Point guard Jameer Nelson is aging, leaving the point guard position up for grabs on the Orlando Magic.
Usually, when a team has the No. 2 overall pick in the draft of any sport, it means they probably didn't do very well the previous season.
After finishing with a 20-62 record, the Magic are at the bottom of the league and must use the draft and free agency this offseason to improve their roster if they hope to rebuild to get back to the team they once were.
As head coach Jacque Vaughn begins his second season in Orlando, he'll need a lot of help on the personnel side of things, especially considering it finished 24th in the league in points per game and 24th in the league in points allowed per game.
Now, the Magic are looking to rebuild, and they need to start with these three positions.
When Andrew Nicholson is starting at power forward for your team, you have a serious problem.
Nicholson is entering his sophomore season in Orlando and started 28 games with the Magic, taking over the starting spot after Glen Davis broke his foot in January.
Prior to that injury, Davis was the everyday starter at power forward for the Magic.
Davis was far more effective than Nicholson, averaging 15 points and seven rebounds per game. However, Davis missed a number of games this year due to injury and will be turning 28 midway through next season.
Also, prior to this year, Davis never averaged more than 11 points or five rebounds per game, leaving his ability to keep up his numbers from this year in question.
Heading into the 2013-14 season, Davis should definitely be considered the starter, but the Magic really need to consider picking up a backup or a younger power forward to play behind Davis in the event he gets injured again or his age starts to show and his numbers decline from this season.
Nicholson is a fine bench player, but should he need to fill in again the Magic would much rather have someone else in the starting role rather than Nicholson. Orlando certainly doesn't have too much cap room, but they could draft power forward Anthony Bennett in the draft.
Having a younger player, with more upside than Nicholson, play behind Davis would greatly help the Magic in the rebuilding process.
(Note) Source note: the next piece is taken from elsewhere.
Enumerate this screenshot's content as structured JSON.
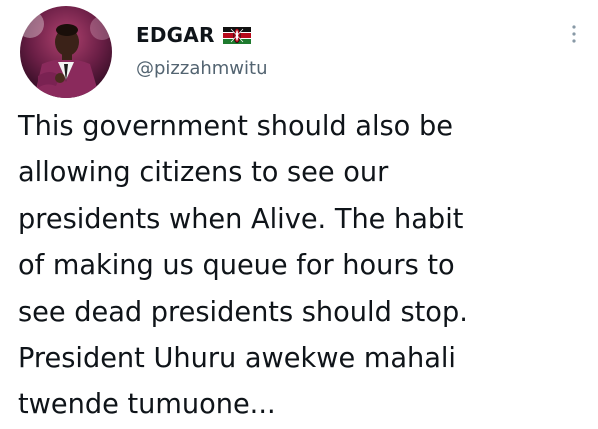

It is much easier to rebuild with someone like Bennett, who is only 20, versus starting Davis every day.
While center certainly isn't the most pressing need for the Magic, having just Nikola Vucevic isn't going to be enough.
Vucevic is certainly a solid defensive player, leading the team in blocks with one per game and rebounds with 11 per game.
The 22-year-old Swiss player was also very consistent, starting 77 games and averaging 13 points per game.
However, the only person who could play center behind Vucevic is Kyle O'Quinn, who only played in 11 minutes per game and averaged only four points per game this season.
This would be more of a free-agent acquisition, but Orlando really needs a backup center.
Vucevic has only played two seasons in the NBA, so there's not really a track record for how he'll play next season.
If he were to go down with injury or decline from this year, there wouldn't be anyone except Davis, who would be playing power forward, who could fill in at center.
Certainly no one area needs to be improved more than Orlando's point guard position.
The Magic made a solid attempt to improve that position midway through the season when they traded J.J. Reddick and others to the Milwaukee Bucks in exchange for Beno Udrih, who started at point guard toward the end of the season.
Udrih didn't do much to qualify himself as a bona fide starting point guard, averaging only 10 points and six assists per game. Other than Udrih at point guard, the Magic also have the 31-year-old Jameer Nelson, who is still currently under contract for $8.6 million
Although Nelson averaged 14 points and seven assists, he only shot 39 percent from the floor, and he obviously isn't going to be getting any younger.
With the No. 2 pick, the Magic may want to consider taking point guard Trey Burke out of Michigan.
Burke would bring a huge offensive presence to Orlando, averaging 18.6 points per game in his sophomore year with the Wolverines.
Almost every offense in the NBA runs through the point guard, and Udrih would make a great backup, but Burke would bring star power back to Orlando that it lost when Howard left.